We human beings are social creatures. Even introverts need connection sometimes. It is nearly impossible to get through a lifetime completely alone, whether you prefer solitude or social scenes. This is how we learn, grow, and develop, from young ages in play groups and school systems, to clubs, organizations, and businesses through adulthood. Not only are multiple minds working together to solve a problem better than a single one attempting to go it alone, but interaction is necessary on an emotional level as well. It is in our nature to connect and share. This does not change as we age.
Elder care and senior housing
Society has put a very unfortunate, unfair, and unrealistic stigma on aging in general. Our gaze is constantly redirected by media to the younger look. Airbrushing and photoshopping lie about what real people look like, and rarely do you find models over the age of 40, and for women that number is often much lower.
So it is no surprise that very few people enjoy thinking about aging or what will happen when they start to lose skills or basic abilities they once possessed. Elder care facilities are often seen as places to avoid or not needed, but this too is an inaccurate portrayal. Finding a place that will help you function on a daily basis that will also provide a community of individuals like yourself for you to befriend sounds like a pretty good deal.
An eye on elder care and what is provided
Society and the media provide us with ample reasons, stigmas, and concocted fears to want to avoid growing older, or to avoid ending up in an assisted living community. But society needs to change its perspective, or we need to shift that perspective ourselves so that it becomes the norm. Aging is beautiful. Growing older means that you have seen more beauty, have learned more lessons, have more knowledge, wisdom, humor, and simple insight to impart. You have been around to endure and enjoy what life has brought to you, and you should be revered for that.
Elder care in retirement facilities and other adult communities can cover a pretty wide range of services.
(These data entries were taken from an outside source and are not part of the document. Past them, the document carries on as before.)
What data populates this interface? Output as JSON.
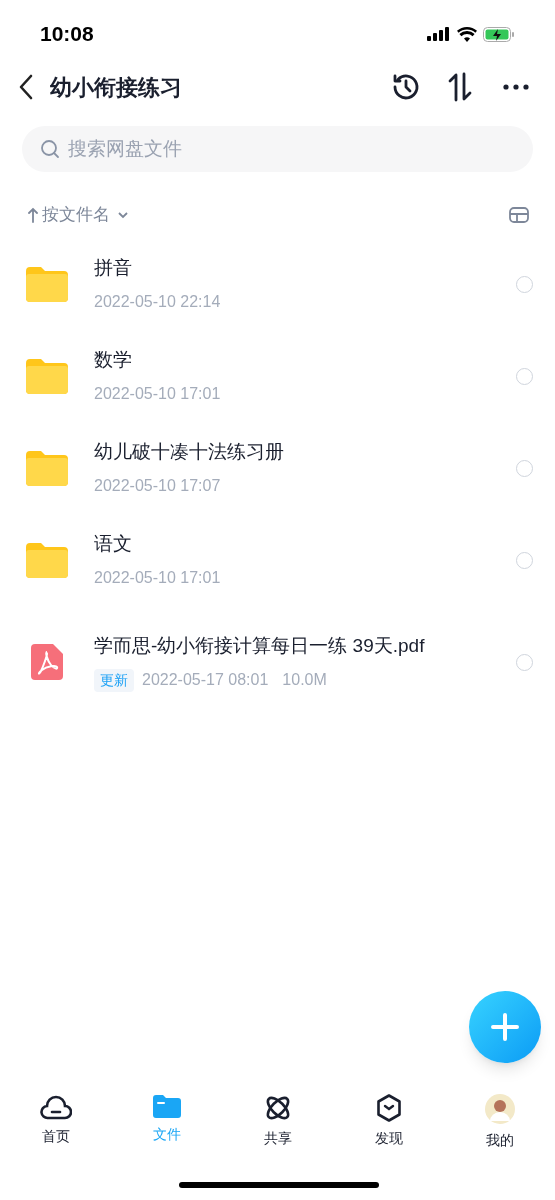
{
  "status_bar": {
    "time": "10:08"
  },
  "header": {
    "title": "幼小衔接练习"
  },
  "search": {
    "placeholder": "搜索网盘文件"
  },
  "sort": {
    "label": "按文件名"
  },
  "files": [
    {
      "kind": "folder",
      "name": "拼音",
      "date": "2022-05-10 22:14",
      "selected": false
    },
    {
      "kind": "folder",
      "name": "数学",
      "date": "2022-05-10 17:01",
      "selected": false
    },
    {
      "kind": "folder",
      "name": "幼儿破十凑十法练习册",
      "date": "2022-05-10 17:07",
      "selected": false
    },
    {
      "kind": "folder",
      "name": "语文",
      "date": "2022-05-10 17:01",
      "selected": false
    },
    {
      "kind": "pdf",
      "name": "学而思-幼小衔接计算每日一练 39天.pdf",
      "badge": "更新",
      "date": "2022-05-17 08:01",
      "size": "10.0M",
      "selected": false
    }
  ],
  "tabs": [
    {
      "kind": "home",
      "label": "首页",
      "selected": false
    },
    {
      "kind": "files",
      "label": "文件",
      "selected": true
    },
    {
      "kind": "share",
      "label": "共享",
      "selected": false
    },
    {
      "kind": "discover",
      "label": "发现",
      "selected": false
    },
    {
      "kind": "me",
      "label": "我的",
      "selected": false
    }
  ]
}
For some, senior care is pretty in depth, if there are medical conditions or physical limitations that require more assistance, which is, again, simply a part of aging. These types of facilities can have service and care available 24 hours a day and not only provide the main meals of the day as well as snacks but also encourage and promote wellness, independence and community. Many of these types of residences will have services covering health care, personal care, medication, social services, laundry and housekeeping, transportation and basic apartment or home maintenance.
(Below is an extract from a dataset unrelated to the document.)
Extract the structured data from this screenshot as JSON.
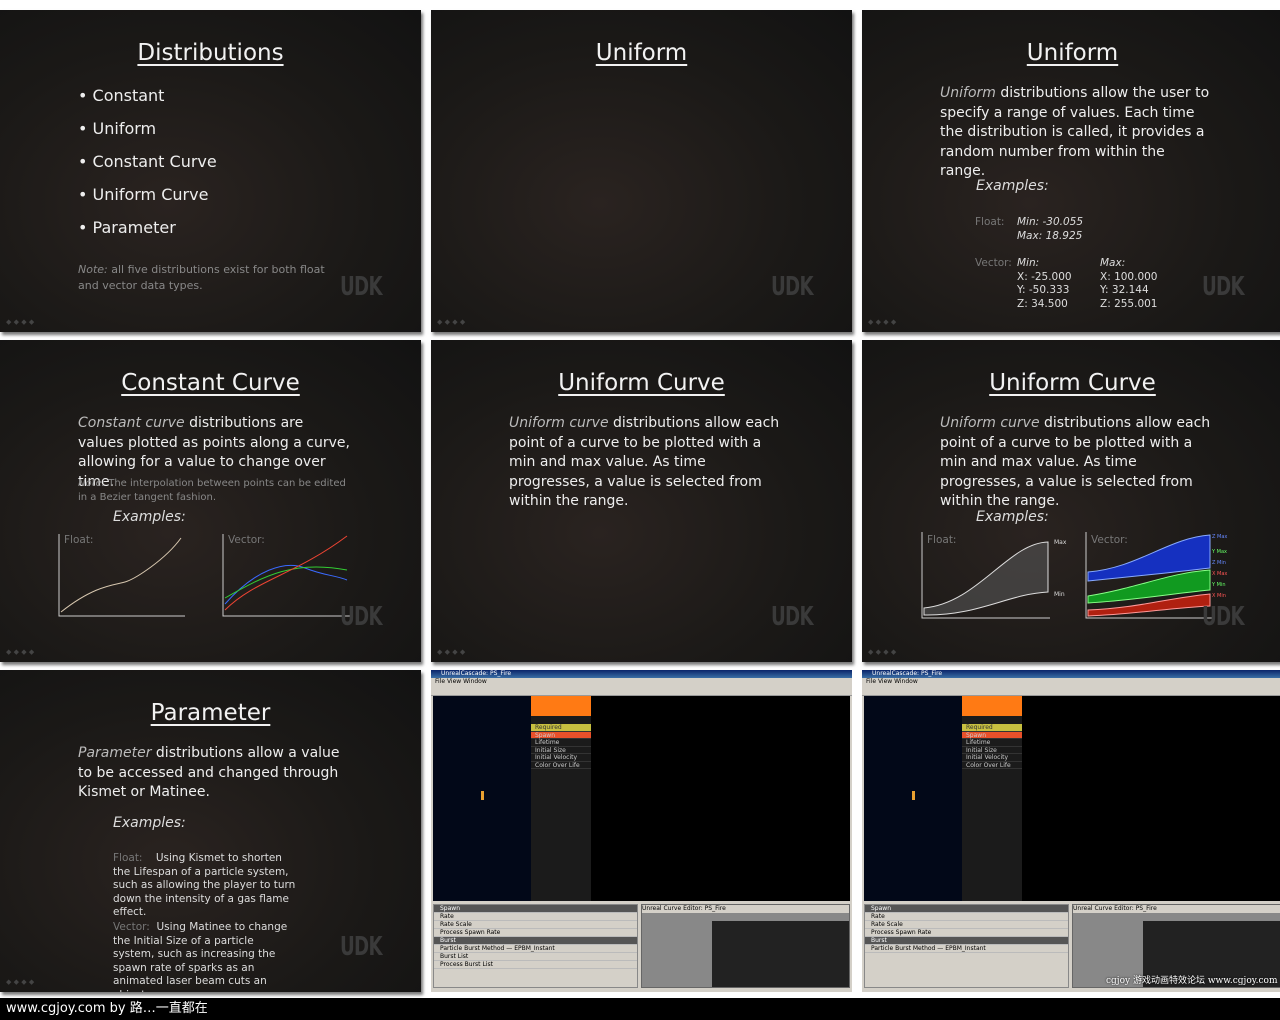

Preparing for the future
Partially because of society\’s stigma and how we are brought up viewing age, and partly because most people love their independence and do not like the thought of needing assistance, there is a great underestimation of the likelihood of needing long term care later on in life. Only about 37% of people over the age of 50 believe that they might need long term care in the future, but the truth is that a much greater number, 70%, will eventually need extra help.
And when you do get to that point, or you are helping a loved one transition to a new home, there are many options available to you. About 60% of residents who responded to one survey said that they visited at least two residential communities before making a final decision. The reputation of a facility accounted for the deciding factor of about 44% of those contemplating their new homes, while about 40% were concerned with the location of the community.
Whatever the main reason for choosing their new community, there are always going to be new things to look forward to. One study showed that becoming a part of an independent living community during retirement allows for a greater likelihood of meeting new people, developing new friendships, and attempting new activities or adventures. Many people find the experience to be much more pleasant and enjoyable than their initial fears had them anticipating.